__Records supplied__.
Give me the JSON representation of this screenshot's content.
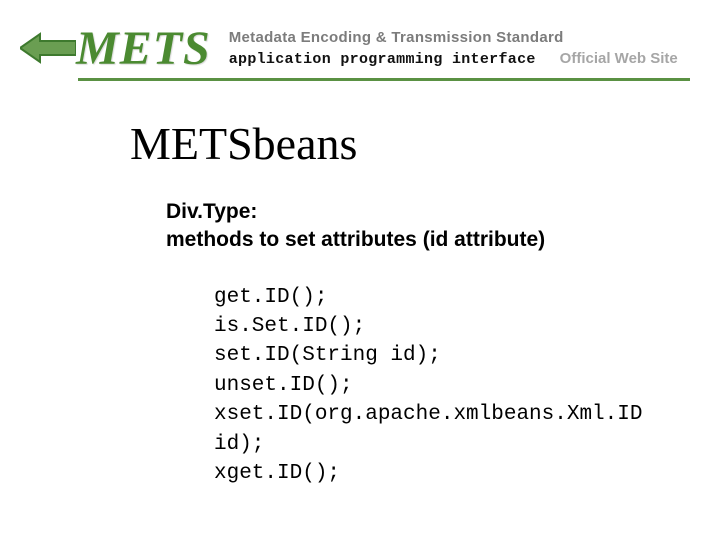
{
  "header": {
    "logo_text": "METS",
    "tagline": "Metadata Encoding & Transmission Standard",
    "subtag": "application programming interface",
    "official": "Official Web Site"
  },
  "page": {
    "title": "METSbeans",
    "subtitle_line1": "Div.Type:",
    "subtitle_line2": "methods to set attributes (id attribute)",
    "code": "get.ID();\nis.Set.ID();\nset.ID(String id);\nunset.ID();\nxset.ID(org.apache.xmlbeans.Xml.ID\nid);\nxget.ID();"
  }
}
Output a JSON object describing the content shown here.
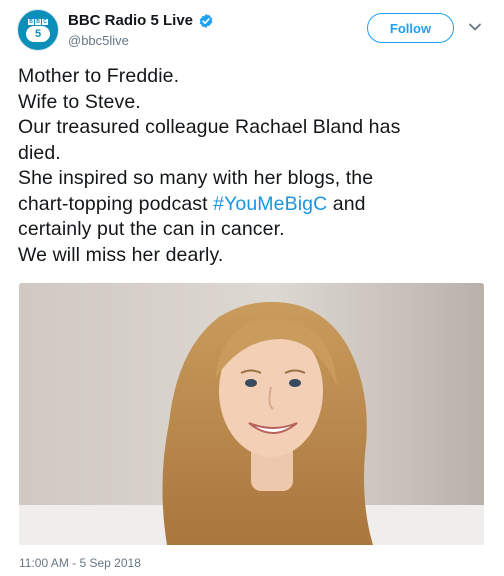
{
  "header": {
    "display_name": "BBC Radio 5 Live",
    "handle": "@bbc5live",
    "follow_label": "Follow",
    "avatar": {
      "logo_letters": [
        "B",
        "B",
        "C"
      ],
      "badge": "5",
      "color": "#0a8fb8"
    },
    "verified_icon": "verified-badge-icon",
    "menu_icon": "chevron-down-icon"
  },
  "tweet": {
    "lines": [
      "Mother to Freddie.",
      "Wife to Steve.",
      "Our treasured colleague Rachael Bland has",
      "died.",
      "She inspired so many with her blogs, the",
      {
        "before": "chart-topping podcast ",
        "hashtag": "#YouMeBigC",
        "after": " and"
      },
      "certainly put the can in cancer.",
      "We will miss her dearly."
    ]
  },
  "media": {
    "icon": "photo-of-smiling-woman"
  },
  "footer": {
    "timestamp": "11:00 AM - 5 Sep 2018"
  },
  "colors": {
    "accent": "#1da1f2",
    "hashtag": "#1b95e0",
    "text": "#14171a",
    "secondary": "#657786"
  }
}
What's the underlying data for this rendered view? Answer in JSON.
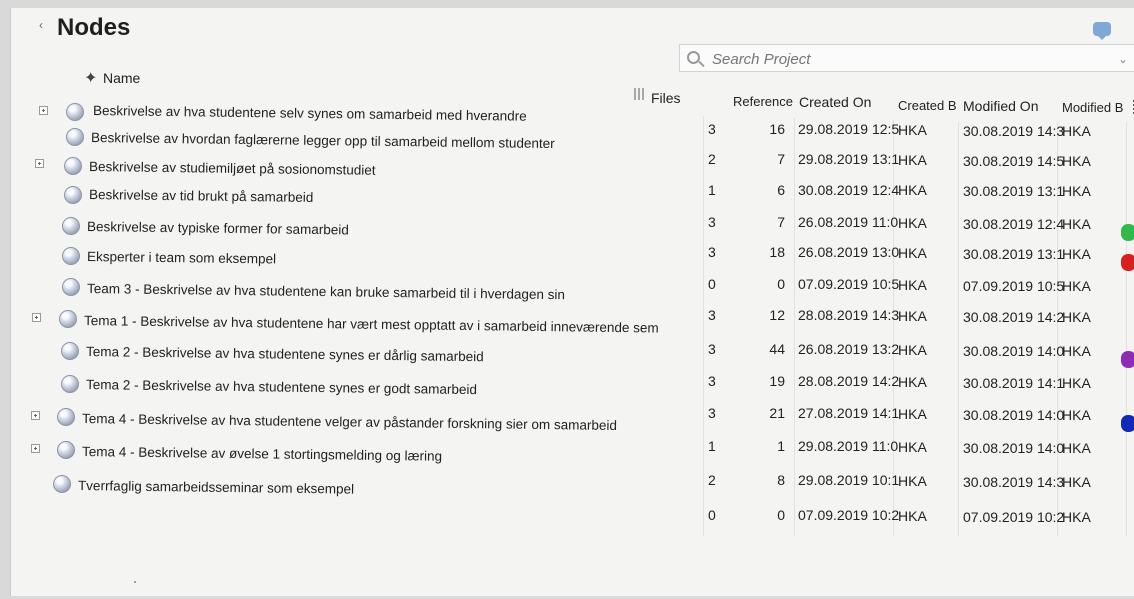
{
  "panel": {
    "title": "Nodes",
    "search_placeholder": "Search Project"
  },
  "headers": {
    "name": "Name",
    "files": "Files",
    "references": "Reference",
    "created_on": "Created On",
    "created_by": "Created B",
    "modified_on": "Modified On",
    "modified_by": "Modified B"
  },
  "rows": [
    {
      "name": "Beskrivelse av hva studentene selv synes om samarbeid med hverandre",
      "files": "3",
      "references": "16",
      "created_on": "29.08.2019 12:5",
      "created_by": "HKA",
      "modified_on": "30.08.2019 14:3",
      "modified_by": "HKA"
    },
    {
      "name": "Beskrivelse av hvordan faglærerne legger opp til samarbeid mellom studenter",
      "files": "2",
      "references": "7",
      "created_on": "29.08.2019 13:1",
      "created_by": "HKA",
      "modified_on": "30.08.2019 14:5",
      "modified_by": "HKA"
    },
    {
      "name": "Beskrivelse av studiemiljøet på sosionomstudiet",
      "files": "1",
      "references": "6",
      "created_on": "30.08.2019 12:4",
      "created_by": "HKA",
      "modified_on": "30.08.2019 13:1",
      "modified_by": "HKA"
    },
    {
      "name": "Beskrivelse av tid brukt på samarbeid",
      "files": "3",
      "references": "7",
      "created_on": "26.08.2019 11:0",
      "created_by": "HKA",
      "modified_on": "30.08.2019 12:4",
      "modified_by": "HKA"
    },
    {
      "name": "Beskrivelse av typiske former for samarbeid",
      "files": "3",
      "references": "18",
      "created_on": "26.08.2019 13:0",
      "created_by": "HKA",
      "modified_on": "30.08.2019 13:1",
      "modified_by": "HKA"
    },
    {
      "name": "Eksperter i team som eksempel",
      "files": "0",
      "references": "0",
      "created_on": "07.09.2019 10:5",
      "created_by": "HKA",
      "modified_on": "07.09.2019 10:5",
      "modified_by": "HKA"
    },
    {
      "name": "Team 3 - Beskrivelse av hva studentene kan bruke samarbeid til i hverdagen sin",
      "files": "3",
      "references": "12",
      "created_on": "28.08.2019 14:3",
      "created_by": "HKA",
      "modified_on": "30.08.2019 14:2",
      "modified_by": "HKA"
    },
    {
      "name": "Tema 1 - Beskrivelse av hva studentene har vært mest opptatt av i samarbeid inneværende sem",
      "files": "3",
      "references": "44",
      "created_on": "26.08.2019 13:2",
      "created_by": "HKA",
      "modified_on": "30.08.2019 14:0",
      "modified_by": "HKA"
    },
    {
      "name": "Tema 2 - Beskrivelse av hva studentene synes er dårlig samarbeid",
      "files": "3",
      "references": "19",
      "created_on": "28.08.2019 14:2",
      "created_by": "HKA",
      "modified_on": "30.08.2019 14:1",
      "modified_by": "HKA"
    },
    {
      "name": "Tema 2 - Beskrivelse av hva studentene synes er godt samarbeid",
      "files": "3",
      "references": "21",
      "created_on": "27.08.2019 14:1",
      "created_by": "HKA",
      "modified_on": "30.08.2019 14:0",
      "modified_by": "HKA"
    },
    {
      "name": "Tema 4 - Beskrivelse av hva studentene velger av påstander forskning sier om samarbeid",
      "files": "1",
      "references": "1",
      "created_on": "29.08.2019 11:0",
      "created_by": "HKA",
      "modified_on": "30.08.2019 14:0",
      "modified_by": "HKA"
    },
    {
      "name": "Tema 4 - Beskrivelse av øvelse 1 stortingsmelding og læring",
      "files": "2",
      "references": "8",
      "created_on": "29.08.2019 10:1",
      "created_by": "HKA",
      "modified_on": "30.08.2019 14:3",
      "modified_by": "HKA"
    },
    {
      "name": "Tverrfaglig samarbeidsseminar som eksempel",
      "files": "0",
      "references": "0",
      "created_on": "07.09.2019 10:2",
      "created_by": "HKA",
      "modified_on": "07.09.2019 10:2",
      "modified_by": "HKA"
    }
  ],
  "colors": {
    "green": "#33b84a",
    "red": "#d91e1e",
    "purple": "#8f2bb5",
    "blue": "#1029b8"
  }
}
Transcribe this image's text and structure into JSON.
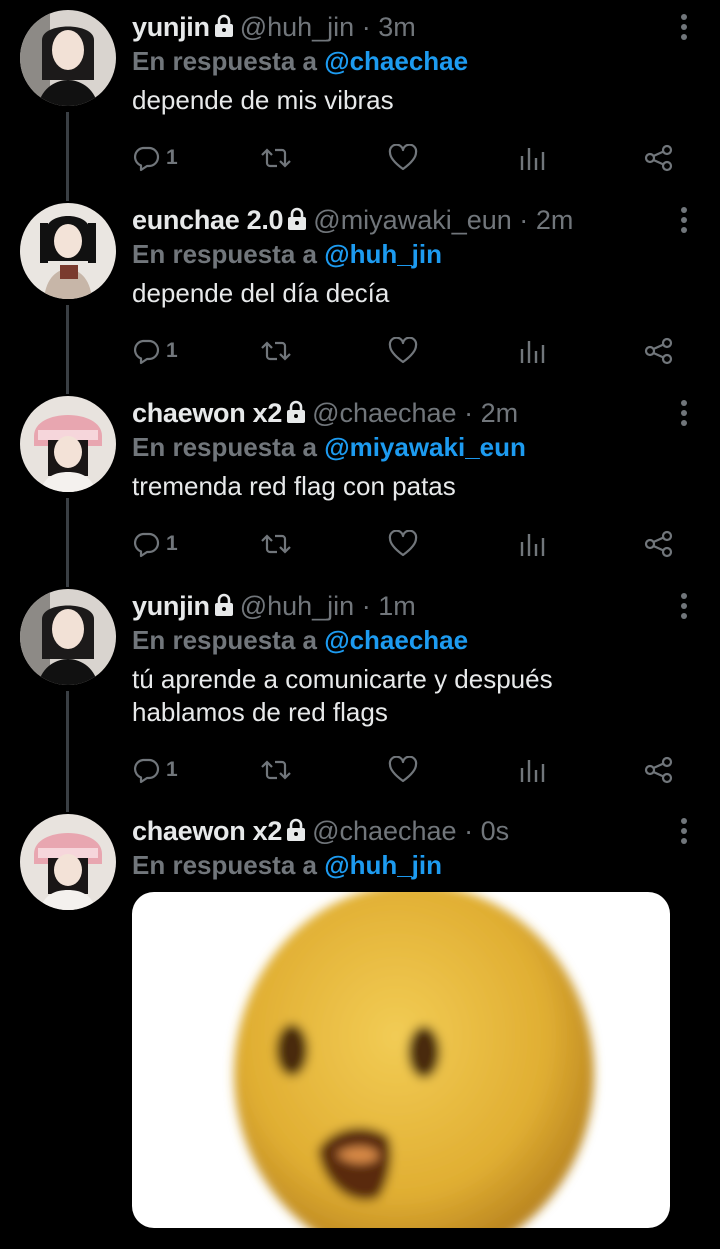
{
  "icons": {
    "lock": "lock-icon",
    "reply": "reply-icon",
    "retweet": "retweet-icon",
    "like": "heart-icon",
    "views": "views-icon",
    "share": "share-icon",
    "more": "more-icon"
  },
  "colors": {
    "background": "#000000",
    "text": "#e7e9ea",
    "muted": "#71767b",
    "mention": "#1d9bf0",
    "emoji": "#e6b63a"
  },
  "reply_prefix": "En respuesta a",
  "tweets": [
    {
      "name": "yunjin",
      "handle": "@huh_jin",
      "separator": "·",
      "time": "3m",
      "reply_to": "@chaechae",
      "text_lines": [
        "depende de mis vibras"
      ],
      "replies": "1"
    },
    {
      "name": "eunchae 2.0",
      "handle": "@miyawaki_eun",
      "separator": "·",
      "time": "2m",
      "reply_to": "@huh_jin",
      "text_lines": [
        "depende del día decía"
      ],
      "replies": "1"
    },
    {
      "name": "chaewon x2",
      "handle": "@chaechae",
      "separator": "·",
      "time": "2m",
      "reply_to": "@miyawaki_eun",
      "text_lines": [
        "tremenda red flag con patas"
      ],
      "replies": "1"
    },
    {
      "name": "yunjin",
      "handle": "@huh_jin",
      "separator": "·",
      "time": "1m",
      "reply_to": "@chaechae",
      "text_lines": [
        "tú aprende a comunicarte y después",
        "hablamos de red flags"
      ],
      "replies": "1"
    },
    {
      "name": "chaewon x2",
      "handle": "@chaechae",
      "separator": "·",
      "time": "0s",
      "reply_to": "@huh_jin",
      "media": "shocked-emoji-image"
    }
  ]
}
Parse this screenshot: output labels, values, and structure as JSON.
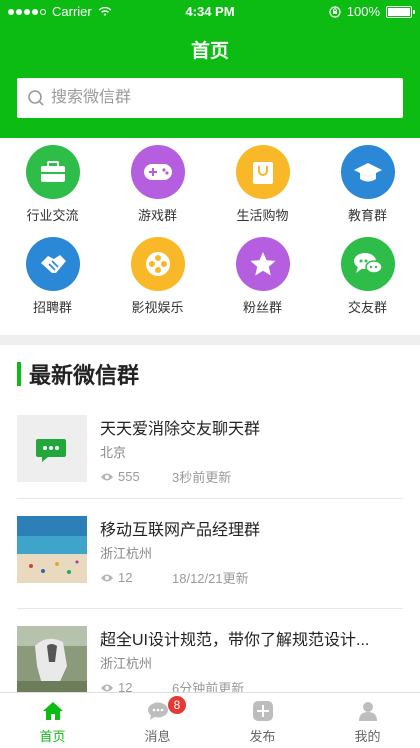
{
  "status_bar": {
    "carrier": "Carrier",
    "time": "4:34 PM",
    "battery": "100%"
  },
  "nav": {
    "title": "首页"
  },
  "search": {
    "placeholder": "搜索微信群"
  },
  "categories": [
    {
      "label": "行业交流",
      "icon": "briefcase-icon",
      "color": "#2fbd4a"
    },
    {
      "label": "游戏群",
      "icon": "gamepad-icon",
      "color": "#b55ee0"
    },
    {
      "label": "生活购物",
      "icon": "shopping-bag-icon",
      "color": "#f8b828"
    },
    {
      "label": "教育群",
      "icon": "graduation-cap-icon",
      "color": "#2a88d6"
    },
    {
      "label": "招聘群",
      "icon": "handshake-icon",
      "color": "#2a88d6"
    },
    {
      "label": "影视娱乐",
      "icon": "film-reel-icon",
      "color": "#f8b828"
    },
    {
      "label": "粉丝群",
      "icon": "star-icon",
      "color": "#b55ee0"
    },
    {
      "label": "交友群",
      "icon": "chat-bubbles-icon",
      "color": "#2fbd4a"
    }
  ],
  "section": {
    "title": "最新微信群"
  },
  "groups": [
    {
      "name": "天天爱消除交友聊天群",
      "location": "北京",
      "views": "555",
      "updated": "3秒前更新"
    },
    {
      "name": "移动互联网产品经理群",
      "location": "浙江杭州",
      "views": "12",
      "updated": "18/12/21更新"
    },
    {
      "name": "超全UI设计规范，带你了解规范设计...",
      "location": "浙江杭州",
      "views": "12",
      "updated": "6分钟前更新"
    }
  ],
  "tabs": [
    {
      "label": "首页",
      "icon": "home-icon"
    },
    {
      "label": "消息",
      "icon": "message-icon",
      "badge": "8"
    },
    {
      "label": "发布",
      "icon": "add-icon"
    },
    {
      "label": "我的",
      "icon": "user-icon"
    }
  ],
  "colors": {
    "brand_green": "#0cbc12",
    "badge_red": "#e53935"
  }
}
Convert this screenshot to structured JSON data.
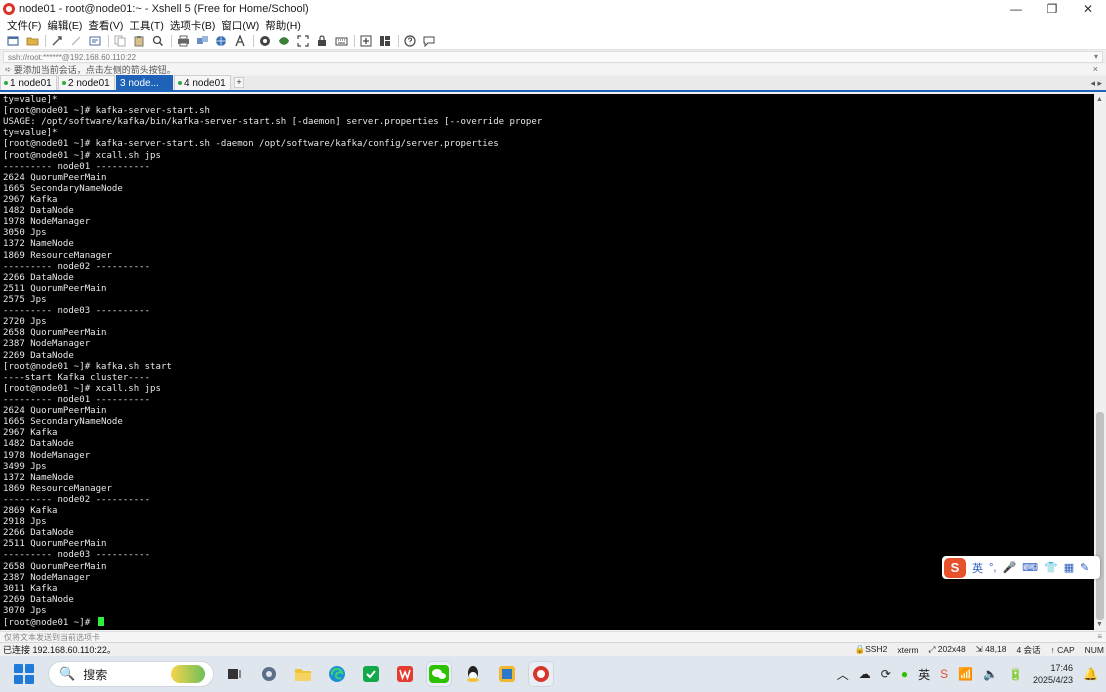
{
  "window": {
    "title": "node01 - root@node01:~ - Xshell 5 (Free for Home/School)",
    "min": "—",
    "max": "❐",
    "close": "✕"
  },
  "menu": [
    "文件(F)",
    "编辑(E)",
    "查看(V)",
    "工具(T)",
    "选项卡(B)",
    "窗口(W)",
    "帮助(H)"
  ],
  "toolbar_icons": [
    "new-session-icon",
    "open-folder-icon",
    "reconnect-icon",
    "disconnect-icon",
    "properties-icon",
    "copy-icon",
    "paste-icon",
    "find-icon",
    "print-icon",
    "transfer-icon",
    "globe-icon",
    "font-icon",
    "xftp-icon",
    "tunnel-icon",
    "fullscreen-icon",
    "lock-icon",
    "keyboard-icon",
    "add-icon",
    "layout-icon",
    "help-icon",
    "chat-icon"
  ],
  "address": {
    "value": "ssh://root:******@192.168.60.110:22",
    "arrow": "▾"
  },
  "hint": {
    "text": "要添加当前会话，点击左侧的箭头按钮。",
    "close": "×"
  },
  "tabs": [
    {
      "label": "1 node01",
      "active": false
    },
    {
      "label": "2 node01",
      "active": false
    },
    {
      "label": "3 node...",
      "active": true
    },
    {
      "label": "4 node01",
      "active": false
    }
  ],
  "tab_add": "+",
  "tab_nav": "◂ ▸",
  "terminal": {
    "lines": [
      "ty=value]*",
      "[root@node01 ~]# kafka-server-start.sh",
      "USAGE: /opt/software/kafka/bin/kafka-server-start.sh [-daemon] server.properties [--override proper",
      "ty=value]*",
      "[root@node01 ~]# kafka-server-start.sh -daemon /opt/software/kafka/config/server.properties",
      "[root@node01 ~]# xcall.sh jps",
      "--------- node01 ----------",
      "2624 QuorumPeerMain",
      "1665 SecondaryNameNode",
      "2967 Kafka",
      "1482 DataNode",
      "1978 NodeManager",
      "3050 Jps",
      "1372 NameNode",
      "1869 ResourceManager",
      "--------- node02 ----------",
      "2266 DataNode",
      "2511 QuorumPeerMain",
      "2575 Jps",
      "--------- node03 ----------",
      "2720 Jps",
      "2658 QuorumPeerMain",
      "2387 NodeManager",
      "2269 DataNode",
      "[root@node01 ~]# kafka.sh start",
      "----start Kafka cluster----",
      "[root@node01 ~]# xcall.sh jps",
      "--------- node01 ----------",
      "2624 QuorumPeerMain",
      "1665 SecondaryNameNode",
      "2967 Kafka",
      "1482 DataNode",
      "1978 NodeManager",
      "3499 Jps",
      "1372 NameNode",
      "1869 ResourceManager",
      "--------- node02 ----------",
      "2869 Kafka",
      "2918 Jps",
      "2266 DataNode",
      "2511 QuorumPeerMain",
      "--------- node03 ----------",
      "2658 QuorumPeerMain",
      "2387 NodeManager",
      "3011 Kafka",
      "2269 DataNode",
      "3070 Jps"
    ],
    "prompt": "[root@node01 ~]# ",
    "cursor_color": "#2ff03d"
  },
  "ime": {
    "logo": "S",
    "mode": "英",
    "punct": "°,",
    "mic": "🎤",
    "keyboard": "⌨",
    "skin": "👕",
    "grid": "▦",
    "tools": "✎"
  },
  "input_hint": {
    "text": "仅将文本发送到当前选项卡",
    "right": "≡"
  },
  "status": {
    "left": "已连接 192.168.60.110:22。",
    "protocol": "SSH2",
    "term": "xterm",
    "size": "202x48",
    "cursor": "48,18",
    "sessions": "4 会话",
    "caps": "CAP",
    "num": "NUM"
  },
  "taskbar": {
    "search_label": "搜索",
    "apps": [
      "task-view",
      "settings",
      "file-explorer",
      "edge",
      "wechat-work",
      "wps",
      "wechat",
      "qq",
      "screenshot",
      "xshell"
    ],
    "tray": {
      "chevron": "︿",
      "clock_time": "17:46",
      "clock_date": "2025/4/23"
    }
  }
}
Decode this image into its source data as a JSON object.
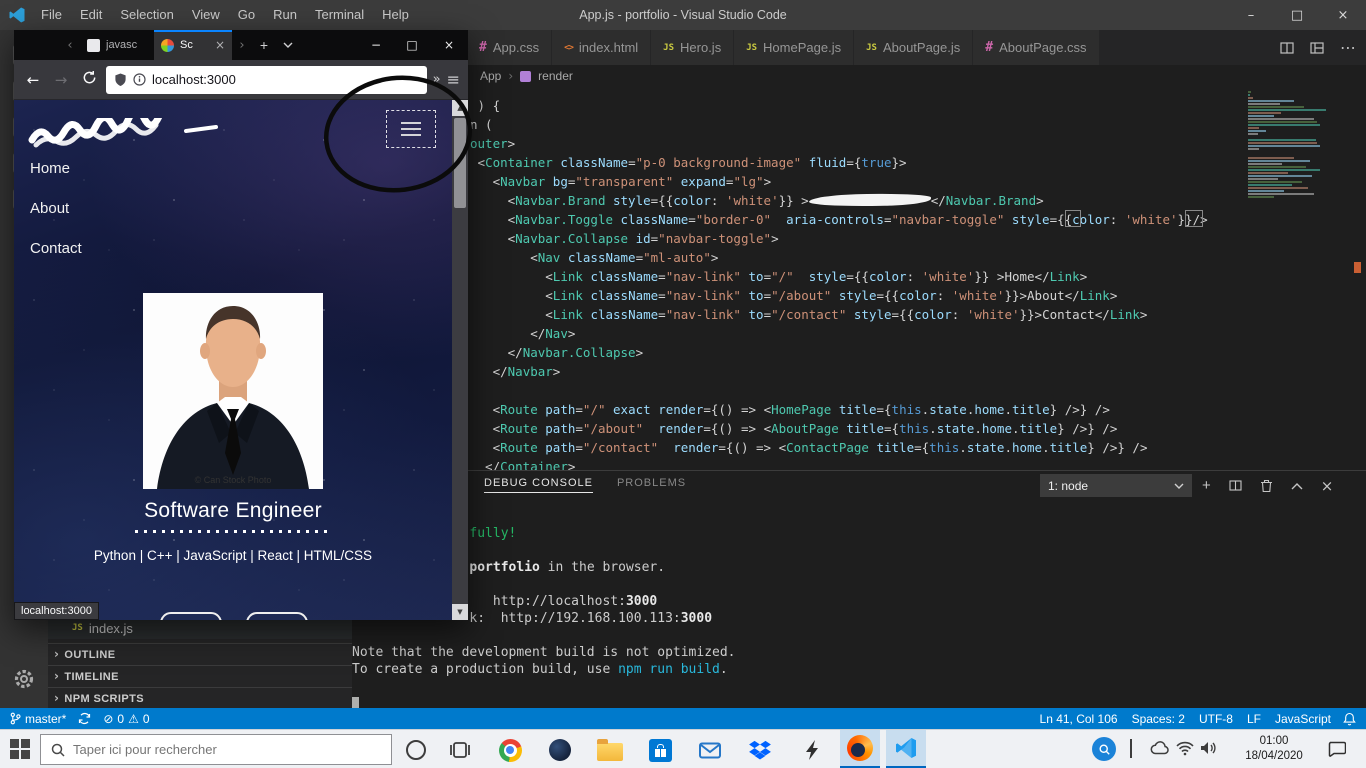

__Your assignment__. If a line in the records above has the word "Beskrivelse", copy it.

__Solution below__.
      "name": "Beskrivelse av hva studentene selv synes om samarbeid med hverandre",
      "name": "Beskrivelse av hvordan faglærerne legger opp til samarbeid mellom studenter",
      "name": "Beskrivelse av studiemiljøet på sosionomstudiet",
      "name": "Beskrivelse av tid brukt på samarbeid",
      "name": "Beskrivelse av typiske former for samarbeid",
      "name": "Team 3 - Beskrivelse av hva studentene kan bruke samarbeid til i hverdagen sin",
      "name": "Tema 1 - Beskrivelse av hva studentene har vært mest opptatt av i samarbeid inneværende sem",
      "name": "Tema 2 - Beskrivelse av hva studentene synes er dårlig samarbeid",
      "name": "Tema 2 - Beskrivelse av hva studentene synes er godt samarbeid",
      "name": "Tema 4 - Beskrivelse av hva studentene velger av påstander forskning sier om samarbeid",
      "name": "Tema 4 - Beskrivelse av øvelse 1 stortingsmelding og læring",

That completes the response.